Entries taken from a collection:

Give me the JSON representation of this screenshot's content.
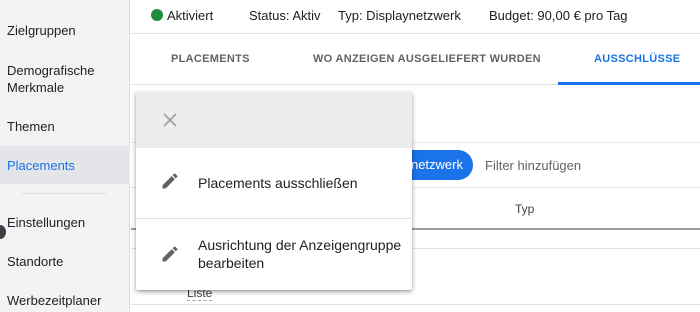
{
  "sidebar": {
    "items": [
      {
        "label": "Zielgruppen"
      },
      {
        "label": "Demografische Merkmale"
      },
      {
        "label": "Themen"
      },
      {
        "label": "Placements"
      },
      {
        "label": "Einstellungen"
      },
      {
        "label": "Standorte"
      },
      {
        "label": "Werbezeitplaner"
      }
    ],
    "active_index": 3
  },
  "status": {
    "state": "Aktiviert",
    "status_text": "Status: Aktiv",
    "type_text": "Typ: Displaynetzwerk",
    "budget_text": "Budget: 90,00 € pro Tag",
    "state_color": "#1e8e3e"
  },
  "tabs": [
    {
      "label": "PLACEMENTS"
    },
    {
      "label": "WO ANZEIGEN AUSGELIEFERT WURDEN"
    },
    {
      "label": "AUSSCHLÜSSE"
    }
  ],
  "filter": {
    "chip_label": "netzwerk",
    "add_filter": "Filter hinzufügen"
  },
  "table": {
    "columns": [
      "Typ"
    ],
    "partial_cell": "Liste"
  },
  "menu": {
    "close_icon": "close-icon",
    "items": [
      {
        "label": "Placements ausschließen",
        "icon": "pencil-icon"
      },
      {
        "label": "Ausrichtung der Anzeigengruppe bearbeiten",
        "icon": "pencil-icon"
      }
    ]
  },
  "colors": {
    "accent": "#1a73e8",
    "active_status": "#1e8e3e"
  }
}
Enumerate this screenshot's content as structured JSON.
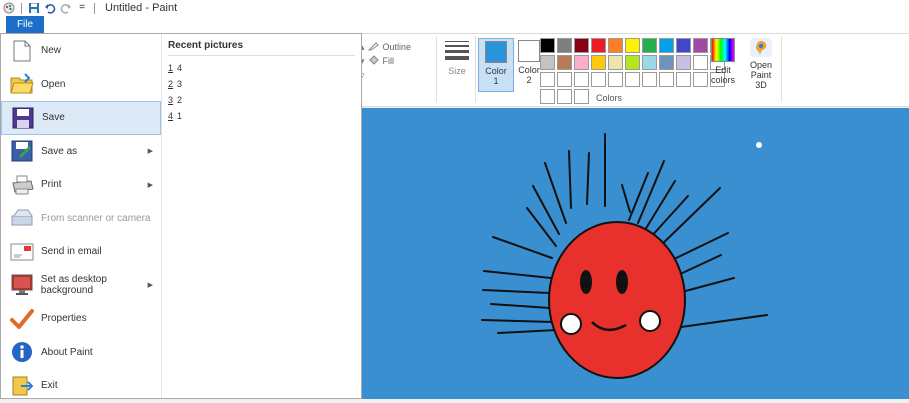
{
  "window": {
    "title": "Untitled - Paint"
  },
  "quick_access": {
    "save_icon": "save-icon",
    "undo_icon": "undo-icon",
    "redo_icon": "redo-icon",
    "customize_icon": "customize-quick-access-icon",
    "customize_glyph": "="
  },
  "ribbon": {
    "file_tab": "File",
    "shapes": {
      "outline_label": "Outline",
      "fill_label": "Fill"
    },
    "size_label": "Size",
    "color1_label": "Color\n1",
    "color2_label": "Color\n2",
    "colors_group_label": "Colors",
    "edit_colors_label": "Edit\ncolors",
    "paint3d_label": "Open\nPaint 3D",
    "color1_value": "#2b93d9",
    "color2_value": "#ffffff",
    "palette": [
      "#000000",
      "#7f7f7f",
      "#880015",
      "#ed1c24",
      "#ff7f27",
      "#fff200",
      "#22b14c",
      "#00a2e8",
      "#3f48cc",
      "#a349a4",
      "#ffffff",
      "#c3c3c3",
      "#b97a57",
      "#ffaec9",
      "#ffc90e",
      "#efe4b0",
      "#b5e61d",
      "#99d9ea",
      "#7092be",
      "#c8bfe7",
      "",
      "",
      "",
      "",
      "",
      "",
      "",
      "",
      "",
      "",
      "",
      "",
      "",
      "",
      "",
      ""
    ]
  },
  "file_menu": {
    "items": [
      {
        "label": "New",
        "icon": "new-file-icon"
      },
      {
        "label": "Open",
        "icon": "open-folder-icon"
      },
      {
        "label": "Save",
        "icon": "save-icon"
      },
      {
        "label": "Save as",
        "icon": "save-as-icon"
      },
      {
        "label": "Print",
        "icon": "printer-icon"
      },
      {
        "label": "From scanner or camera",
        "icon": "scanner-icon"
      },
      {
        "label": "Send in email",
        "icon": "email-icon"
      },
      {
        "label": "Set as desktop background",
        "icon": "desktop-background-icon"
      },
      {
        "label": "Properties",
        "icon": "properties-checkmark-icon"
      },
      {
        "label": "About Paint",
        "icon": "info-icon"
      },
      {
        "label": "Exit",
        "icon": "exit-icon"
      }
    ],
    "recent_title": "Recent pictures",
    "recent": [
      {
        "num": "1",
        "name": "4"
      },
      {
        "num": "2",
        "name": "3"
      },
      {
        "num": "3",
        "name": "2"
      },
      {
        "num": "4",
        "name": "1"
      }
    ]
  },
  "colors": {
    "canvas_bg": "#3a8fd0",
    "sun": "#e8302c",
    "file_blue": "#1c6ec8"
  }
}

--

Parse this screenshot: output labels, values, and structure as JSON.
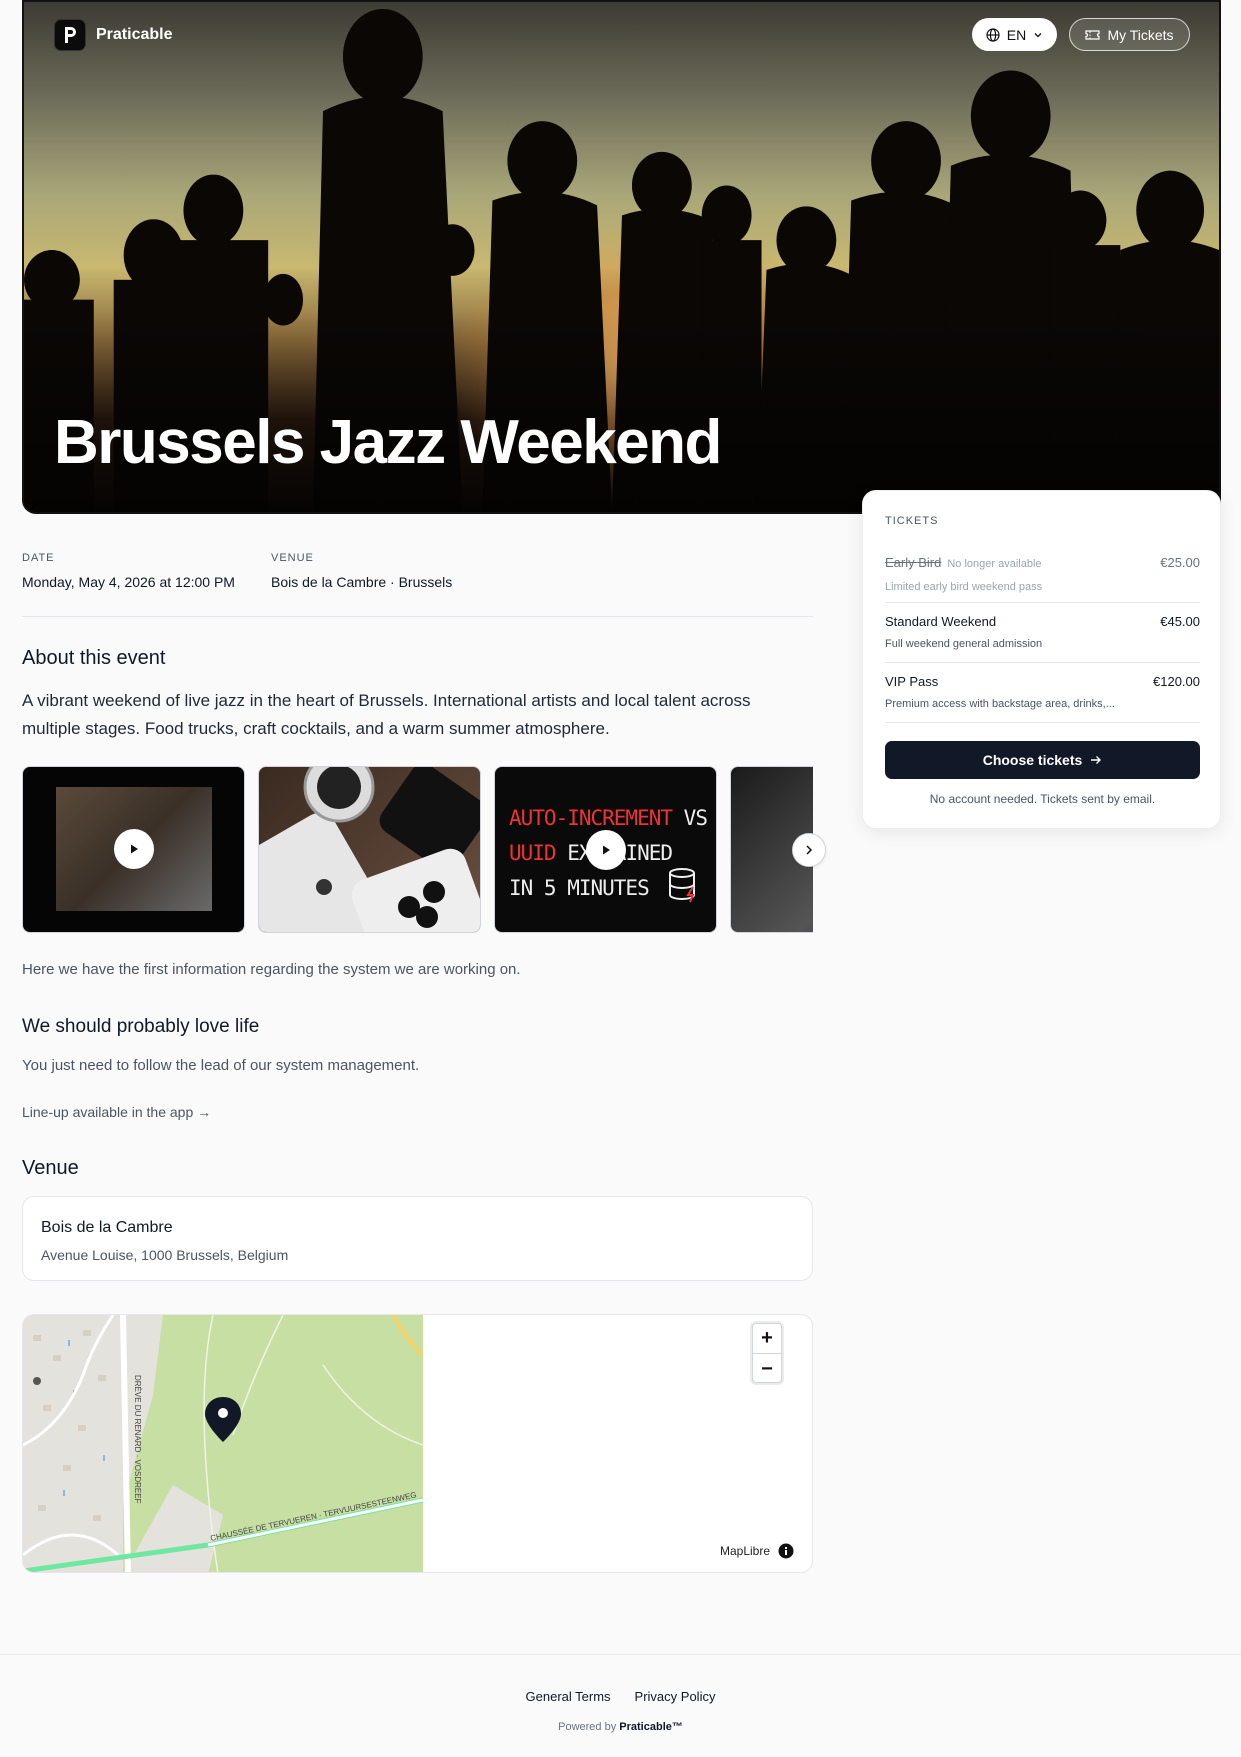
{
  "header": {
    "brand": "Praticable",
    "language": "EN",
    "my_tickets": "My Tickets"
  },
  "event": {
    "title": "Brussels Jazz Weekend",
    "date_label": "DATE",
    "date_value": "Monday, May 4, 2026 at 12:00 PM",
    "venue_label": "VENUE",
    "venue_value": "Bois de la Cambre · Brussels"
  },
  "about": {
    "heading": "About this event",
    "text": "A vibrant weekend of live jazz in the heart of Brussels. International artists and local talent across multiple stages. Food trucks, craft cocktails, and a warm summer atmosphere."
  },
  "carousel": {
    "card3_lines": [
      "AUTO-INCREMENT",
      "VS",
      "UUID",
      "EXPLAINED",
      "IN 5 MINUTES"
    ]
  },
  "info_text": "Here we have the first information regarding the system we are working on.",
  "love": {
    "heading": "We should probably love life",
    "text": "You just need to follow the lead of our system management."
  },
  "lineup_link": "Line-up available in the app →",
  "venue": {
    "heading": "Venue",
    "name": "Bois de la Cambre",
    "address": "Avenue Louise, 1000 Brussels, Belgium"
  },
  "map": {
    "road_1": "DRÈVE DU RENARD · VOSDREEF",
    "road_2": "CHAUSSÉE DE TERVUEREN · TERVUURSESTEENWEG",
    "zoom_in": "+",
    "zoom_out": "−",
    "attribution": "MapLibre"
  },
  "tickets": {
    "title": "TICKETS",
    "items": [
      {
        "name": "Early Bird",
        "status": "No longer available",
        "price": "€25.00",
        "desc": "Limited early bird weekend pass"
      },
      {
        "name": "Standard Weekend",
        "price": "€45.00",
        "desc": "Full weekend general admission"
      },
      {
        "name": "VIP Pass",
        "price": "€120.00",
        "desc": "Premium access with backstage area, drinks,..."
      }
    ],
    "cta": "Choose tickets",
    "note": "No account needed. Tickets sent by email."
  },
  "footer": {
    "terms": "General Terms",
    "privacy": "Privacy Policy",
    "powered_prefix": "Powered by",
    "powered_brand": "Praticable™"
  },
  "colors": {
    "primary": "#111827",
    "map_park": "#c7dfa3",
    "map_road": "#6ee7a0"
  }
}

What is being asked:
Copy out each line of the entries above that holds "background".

Answer section:
        "label": "Set as desktop background",
        "icon": "desktop-background-icon"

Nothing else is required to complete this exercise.